A map of Nigeria showing its cities and borders with Benin, Niger and Cameroon.

Over the past two years the policy dialogue on the New Way of Working (NWOW) has gained a solid ground, with both the Federal Government of Nigeria (FGN) and humanitarian and development actors.

The need to stem the cycle of continuous humanitarian response by systematically and jointly reducing need, risk and vulnerability, with a gradual increase in resilience enhancing and development interventions, is essential in preventing the continuation of the crisis north-east Nigeria.

In August 2018, a joint OCHA-UNDP mission identified potential thematic areas for collective outcomes that humanitarian, development and other relevant actors could achieve jointly over a period of 3-5 years, in order to reduce people’s needs, risks and vulnerabilities in north-east Nigeria.

Where do we stand?

Consultations led to defining five broad areas for which collective outcomes could be articulated and achievable through interventions by both humanitarian and development actors. These areas for potential collective outcomes offer the starting point for stakeholders in Nigeria to articulate and refine concrete, measurable outcomes.

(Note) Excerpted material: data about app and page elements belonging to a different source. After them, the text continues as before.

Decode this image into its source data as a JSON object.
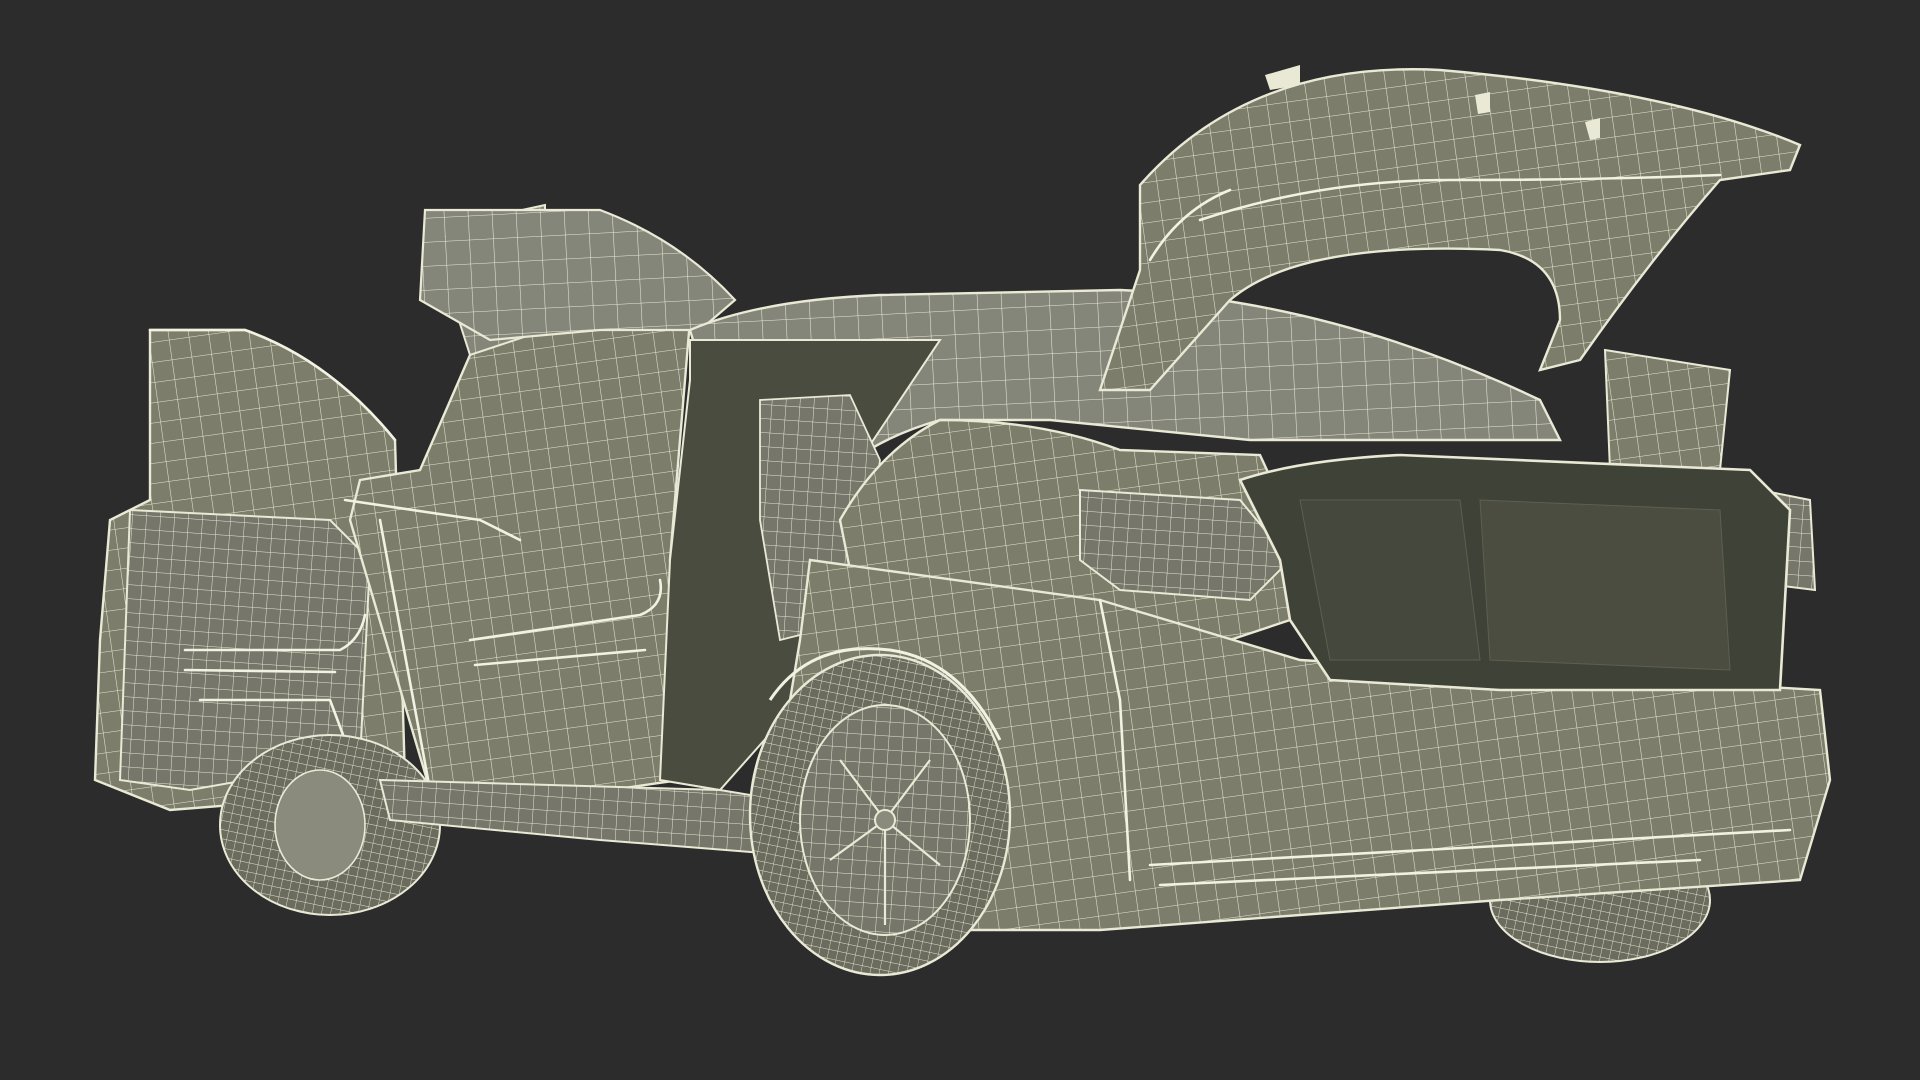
{
  "scene": {
    "background_color": "#2c2c2c",
    "mesh_fill_color": "#7c7d6b",
    "wire_color": "#e9e9d6"
  }
}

  • Food Security and Nutrition: North-east Nigeria, though semi-arid, was primarily an agriculture-based economy. The combination of the displacement of the populations from their farmland with a dependence on food aid in the displaced camps and continued insecurities, means that agricultural output has been severely curtailed. This has resulted in further malnutrition, and also a dependence on food aid.
  • Durable Solutions: The most visible aspect of the crisis in the north-east is the internal displacement of 1.8M people in both camp settings and among the host population, many of whom have been displaced for several years. This is in addition to another 225,000 who found refuge in neighboring countries.
  • Basic Services and Local Governance: Whether IDPs are planning to integrate locally, settle elsewhere in the country or to return, it is essential to boost access to basic services to enable self-reliance. This includes ensuring the provision of essential basic services in areas of origin, in particular health, education and the provision of clean water.
  • Livelihoods: Supporting communities affected by Non-State Armed Groups and preparing conditions for durable solutions will require an investment in providing sustainable economic opportunities both in the public and private sector, both in areas of displacement and IDPs’ areas of origin, including in urban and peri-urban areas.
  • Reconciliation: Finally, there is a need to ensure that both the Government and the international community plays its part in repairing the social fabric of the affected communities by promoting social cohesion, reconciliation, as well as a form of transitional justice.

Barriers and Enablers


Achieving security across the three most affected states, with a freedom of movement, business and ability to live in areas of origin is paramount. This is dependent on the actions of the Government and the armed forces, but also investing in the right law enforcement infrastructure to keep the areas secure and eventually demilitarized.

Development Coordination 

While coordination of international humanitarian activities is carried out in the north-east and can be tapped into, there is a lack of equivalent coordination on both development activities, as well as “nexus” programmes/projects. There is a general lack of development actors outside state capitals.

Multitude of Government actors at State and Federal level 

There is the need to better harness and support the biggest development actor – the Government. Finding a more streamlined entry point within the Government that works equally hard at addressing the nexus in the public sector engagement/investment is absolutely crucial. There is however keen interest by the Government to engage on Nexus activities through the Presidential Committee on the North East Initiative and Ministry of Budget and National Planning.

Area Based Approach 

While north-east Nigeria is often seen as homogenous, there are various degrees of progress and opportunities across the three states. A more concerted effort to conduct shared analyses of the vulnerabilities, challenges and opportunities by both humanitarian and development actors.